(Excerpted data begins)

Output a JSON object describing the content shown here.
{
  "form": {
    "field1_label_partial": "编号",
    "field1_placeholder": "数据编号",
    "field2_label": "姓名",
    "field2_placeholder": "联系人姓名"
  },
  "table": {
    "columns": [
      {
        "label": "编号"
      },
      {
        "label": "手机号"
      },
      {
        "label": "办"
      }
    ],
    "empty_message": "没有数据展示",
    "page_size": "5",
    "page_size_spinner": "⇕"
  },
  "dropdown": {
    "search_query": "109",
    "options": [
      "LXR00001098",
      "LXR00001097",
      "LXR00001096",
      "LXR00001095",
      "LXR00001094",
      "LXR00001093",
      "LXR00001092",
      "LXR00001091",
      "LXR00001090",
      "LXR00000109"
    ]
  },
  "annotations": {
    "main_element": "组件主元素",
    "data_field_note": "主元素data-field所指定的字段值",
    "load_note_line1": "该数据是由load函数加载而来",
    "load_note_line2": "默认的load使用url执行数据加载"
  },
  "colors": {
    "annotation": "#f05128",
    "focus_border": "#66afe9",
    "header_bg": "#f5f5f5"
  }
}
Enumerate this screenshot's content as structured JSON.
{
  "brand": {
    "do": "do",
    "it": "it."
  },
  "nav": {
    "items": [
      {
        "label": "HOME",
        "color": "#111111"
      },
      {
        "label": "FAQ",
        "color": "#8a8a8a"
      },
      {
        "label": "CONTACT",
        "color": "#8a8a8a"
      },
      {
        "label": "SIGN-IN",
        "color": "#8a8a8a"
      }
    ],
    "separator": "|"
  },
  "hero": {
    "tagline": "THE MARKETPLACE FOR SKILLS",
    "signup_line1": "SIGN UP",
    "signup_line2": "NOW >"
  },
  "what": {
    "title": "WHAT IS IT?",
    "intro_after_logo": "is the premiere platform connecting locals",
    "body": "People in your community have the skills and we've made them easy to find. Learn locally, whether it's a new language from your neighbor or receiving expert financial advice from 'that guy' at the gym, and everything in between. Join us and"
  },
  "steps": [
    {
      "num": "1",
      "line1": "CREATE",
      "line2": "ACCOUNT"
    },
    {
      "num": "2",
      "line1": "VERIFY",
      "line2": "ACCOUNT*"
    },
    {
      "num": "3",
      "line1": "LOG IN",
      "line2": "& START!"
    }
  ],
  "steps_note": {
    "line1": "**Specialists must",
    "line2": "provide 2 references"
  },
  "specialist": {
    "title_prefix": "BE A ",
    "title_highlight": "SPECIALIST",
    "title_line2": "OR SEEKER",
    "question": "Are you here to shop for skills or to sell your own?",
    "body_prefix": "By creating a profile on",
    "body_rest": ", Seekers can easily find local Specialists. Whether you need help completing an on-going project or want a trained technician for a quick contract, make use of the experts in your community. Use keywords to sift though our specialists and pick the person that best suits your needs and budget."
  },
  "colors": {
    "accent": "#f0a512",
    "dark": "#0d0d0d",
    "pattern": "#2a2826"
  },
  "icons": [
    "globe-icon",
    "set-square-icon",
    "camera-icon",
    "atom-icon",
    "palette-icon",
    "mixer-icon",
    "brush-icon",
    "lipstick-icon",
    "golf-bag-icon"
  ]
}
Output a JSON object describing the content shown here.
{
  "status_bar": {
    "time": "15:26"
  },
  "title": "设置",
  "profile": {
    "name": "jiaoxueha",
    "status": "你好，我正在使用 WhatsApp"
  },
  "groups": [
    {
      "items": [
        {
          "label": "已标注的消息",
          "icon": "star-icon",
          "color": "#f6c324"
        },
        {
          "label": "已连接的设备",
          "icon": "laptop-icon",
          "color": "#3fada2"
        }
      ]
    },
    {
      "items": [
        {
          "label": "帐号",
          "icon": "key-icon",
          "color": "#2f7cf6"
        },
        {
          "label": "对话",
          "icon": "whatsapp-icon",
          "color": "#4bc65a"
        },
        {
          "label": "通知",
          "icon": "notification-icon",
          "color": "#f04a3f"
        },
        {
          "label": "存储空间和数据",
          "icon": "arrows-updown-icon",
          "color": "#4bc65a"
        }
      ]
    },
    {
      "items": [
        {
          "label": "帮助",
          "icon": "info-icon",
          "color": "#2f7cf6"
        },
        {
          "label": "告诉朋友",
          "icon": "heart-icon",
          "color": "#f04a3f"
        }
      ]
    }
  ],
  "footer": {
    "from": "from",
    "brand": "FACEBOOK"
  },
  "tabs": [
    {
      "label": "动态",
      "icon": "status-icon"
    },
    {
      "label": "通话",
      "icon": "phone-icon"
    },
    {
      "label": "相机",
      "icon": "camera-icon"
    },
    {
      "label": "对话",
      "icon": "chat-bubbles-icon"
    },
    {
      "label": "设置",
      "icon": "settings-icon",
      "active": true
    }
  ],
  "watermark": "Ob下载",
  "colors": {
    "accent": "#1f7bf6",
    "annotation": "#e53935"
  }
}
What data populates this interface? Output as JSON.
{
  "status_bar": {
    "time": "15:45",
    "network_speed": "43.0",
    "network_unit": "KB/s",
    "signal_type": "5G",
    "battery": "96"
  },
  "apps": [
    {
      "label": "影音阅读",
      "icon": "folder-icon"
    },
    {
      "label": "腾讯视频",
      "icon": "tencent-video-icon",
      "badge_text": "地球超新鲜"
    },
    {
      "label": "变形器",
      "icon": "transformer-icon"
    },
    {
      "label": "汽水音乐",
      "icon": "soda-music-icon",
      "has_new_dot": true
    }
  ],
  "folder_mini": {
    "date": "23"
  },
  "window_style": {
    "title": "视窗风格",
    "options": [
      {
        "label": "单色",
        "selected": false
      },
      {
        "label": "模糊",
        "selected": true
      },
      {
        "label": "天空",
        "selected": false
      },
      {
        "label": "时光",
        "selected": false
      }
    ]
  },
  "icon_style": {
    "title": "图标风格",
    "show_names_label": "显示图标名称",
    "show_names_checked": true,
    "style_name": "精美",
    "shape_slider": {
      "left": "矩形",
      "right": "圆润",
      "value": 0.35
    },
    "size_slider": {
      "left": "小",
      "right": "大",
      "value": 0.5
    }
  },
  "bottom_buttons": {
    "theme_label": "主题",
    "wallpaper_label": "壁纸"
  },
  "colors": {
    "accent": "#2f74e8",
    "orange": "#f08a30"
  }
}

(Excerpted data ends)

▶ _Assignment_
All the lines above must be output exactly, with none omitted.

▶ _Answer for this exercise_
Output a JSON object describing the content shown here.
{
  "form": {
    "field1_label_partial": "编号",
    "field1_placeholder": "数据编号",
    "field2_label": "姓名",
    "field2_placeholder": "联系人姓名"
  },
  "table": {
    "columns": [
      {
        "label": "编号"
      },
      {
        "label": "手机号"
      },
      {
        "label": "办"
      }
    ],
    "empty_message": "没有数据展示",
    "page_size": "5",
    "page_size_spinner": "⇕"
  },
  "dropdown": {
    "search_query": "109",
    "options": [
      "LXR00001098",
      "LXR00001097",
      "LXR00001096",
      "LXR00001095",
      "LXR00001094",
      "LXR00001093",
      "LXR00001092",
      "LXR00001091",
      "LXR00001090",
      "LXR00000109"
    ]
  },
  "annotations": {
    "main_element": "组件主元素",
    "data_field_note": "主元素data-field所指定的字段值",
    "load_note_line1": "该数据是由load函数加载而来",
    "load_note_line2": "默认的load使用url执行数据加载"
  },
  "colors": {
    "annotation": "#f05128",
    "focus_border": "#66afe9",
    "header_bg": "#f5f5f5"
  }
}
Enumerate this screenshot's content as structured JSON.
{
  "brand": {
    "do": "do",
    "it": "it."
  },
  "nav": {
    "items": [
      {
        "label": "HOME",
        "color": "#111111"
      },
      {
        "label": "FAQ",
        "color": "#8a8a8a"
      },
      {
        "label": "CONTACT",
        "color": "#8a8a8a"
      },
      {
        "label": "SIGN-IN",
        "color": "#8a8a8a"
      }
    ],
    "separator": "|"
  },
  "hero": {
    "tagline": "THE MARKETPLACE FOR SKILLS",
    "signup_line1": "SIGN UP",
    "signup_line2": "NOW >"
  },
  "what": {
    "title": "WHAT IS IT?",
    "intro_after_logo": "is the premiere platform connecting locals",
    "body": "People in your community have the skills and we've made them easy to find. Learn locally, whether it's a new language from your neighbor or receiving expert financial advice from 'that guy' at the gym, and everything in between. Join us and"
  },
  "steps": [
    {
      "num": "1",
      "line1": "CREATE",
      "line2": "ACCOUNT"
    },
    {
      "num": "2",
      "line1": "VERIFY",
      "line2": "ACCOUNT*"
    },
    {
      "num": "3",
      "line1": "LOG IN",
      "line2": "& START!"
    }
  ],
  "steps_note": {
    "line1": "**Specialists must",
    "line2": "provide 2 references"
  },
  "specialist": {
    "title_prefix": "BE A ",
    "title_highlight": "SPECIALIST",
    "title_line2": "OR SEEKER",
    "question": "Are you here to shop for skills or to sell your own?",
    "body_prefix": "By creating a profile on",
    "body_rest": ", Seekers can easily find local Specialists. Whether you need help completing an on-going project or want a trained technician for a quick contract, make use of the experts in your community. Use keywords to sift though our specialists and pick the person that best suits your needs and budget."
  },
  "colors": {
    "accent": "#f0a512",
    "dark": "#0d0d0d",
    "pattern": "#2a2826"
  },
  "icons": [
    "globe-icon",
    "set-square-icon",
    "camera-icon",
    "atom-icon",
    "palette-icon",
    "mixer-icon",
    "brush-icon",
    "lipstick-icon",
    "golf-bag-icon"
  ]
}
Output a JSON object describing the content shown here.
{
  "status_bar": {
    "time": "15:26"
  },
  "title": "设置",
  "profile": {
    "name": "jiaoxueha",
    "status": "你好，我正在使用 WhatsApp"
  },
  "groups": [
    {
      "items": [
        {
          "label": "已标注的消息",
          "icon": "star-icon",
          "color": "#f6c324"
        },
        {
          "label": "已连接的设备",
          "icon": "laptop-icon",
          "color": "#3fada2"
        }
      ]
    },
    {
      "items": [
        {
          "label": "帐号",
          "icon": "key-icon",
          "color": "#2f7cf6"
        },
        {
          "label": "对话",
          "icon": "whatsapp-icon",
          "color": "#4bc65a"
        },
        {
          "label": "通知",
          "icon": "notification-icon",
          "color": "#f04a3f"
        },
        {
          "label": "存储空间和数据",
          "icon": "arrows-updown-icon",
          "color": "#4bc65a"
        }
      ]
    },
    {
      "items": [
        {
          "label": "帮助",
          "icon": "info-icon",
          "color": "#2f7cf6"
        },
        {
          "label": "告诉朋友",
          "icon": "heart-icon",
          "color": "#f04a3f"
        }
      ]
    }
  ],
  "footer": {
    "from": "from",
    "brand": "FACEBOOK"
  },
  "tabs": [
    {
      "label": "动态",
      "icon": "status-icon"
    },
    {
      "label": "通话",
      "icon": "phone-icon"
    },
    {
      "label": "相机",
      "icon": "camera-icon"
    },
    {
      "label": "对话",
      "icon": "chat-bubbles-icon"
    },
    {
      "label": "设置",
      "icon": "settings-icon",
      "active": true
    }
  ],
  "watermark": "Ob下载",
  "colors": {
    "accent": "#1f7bf6",
    "annotation": "#e53935"
  }
}
What data populates this interface? Output as JSON.
{
  "status_bar": {
    "time": "15:45",
    "network_speed": "43.0",
    "network_unit": "KB/s",
    "signal_type": "5G",
    "battery": "96"
  },
  "apps": [
    {
      "label": "影音阅读",
      "icon": "folder-icon"
    },
    {
      "label": "腾讯视频",
      "icon": "tencent-video-icon",
      "badge_text": "地球超新鲜"
    },
    {
      "label": "变形器",
      "icon": "transformer-icon"
    },
    {
      "label": "汽水音乐",
      "icon": "soda-music-icon",
      "has_new_dot": true
    }
  ],
  "folder_mini": {
    "date": "23"
  },
  "window_style": {
    "title": "视窗风格",
    "options": [
      {
        "label": "单色",
        "selected": false
      },
      {
        "label": "模糊",
        "selected": true
      },
      {
        "label": "天空",
        "selected": false
      },
      {
        "label": "时光",
        "selected": false
      }
    ]
  },
  "icon_style": {
    "title": "图标风格",
    "show_names_label": "显示图标名称",
    "show_names_checked": true,
    "style_name": "精美",
    "shape_slider": {
      "left": "矩形",
      "right": "圆润",
      "value": 0.35
    },
    "size_slider": {
      "left": "小",
      "right": "大",
      "value": 0.5
    }
  },
  "bottom_buttons": {
    "theme_label": "主题",
    "wallpaper_label": "壁纸"
  },
  "colors": {
    "accent": "#2f74e8",
    "orange": "#f08a30"
  }
}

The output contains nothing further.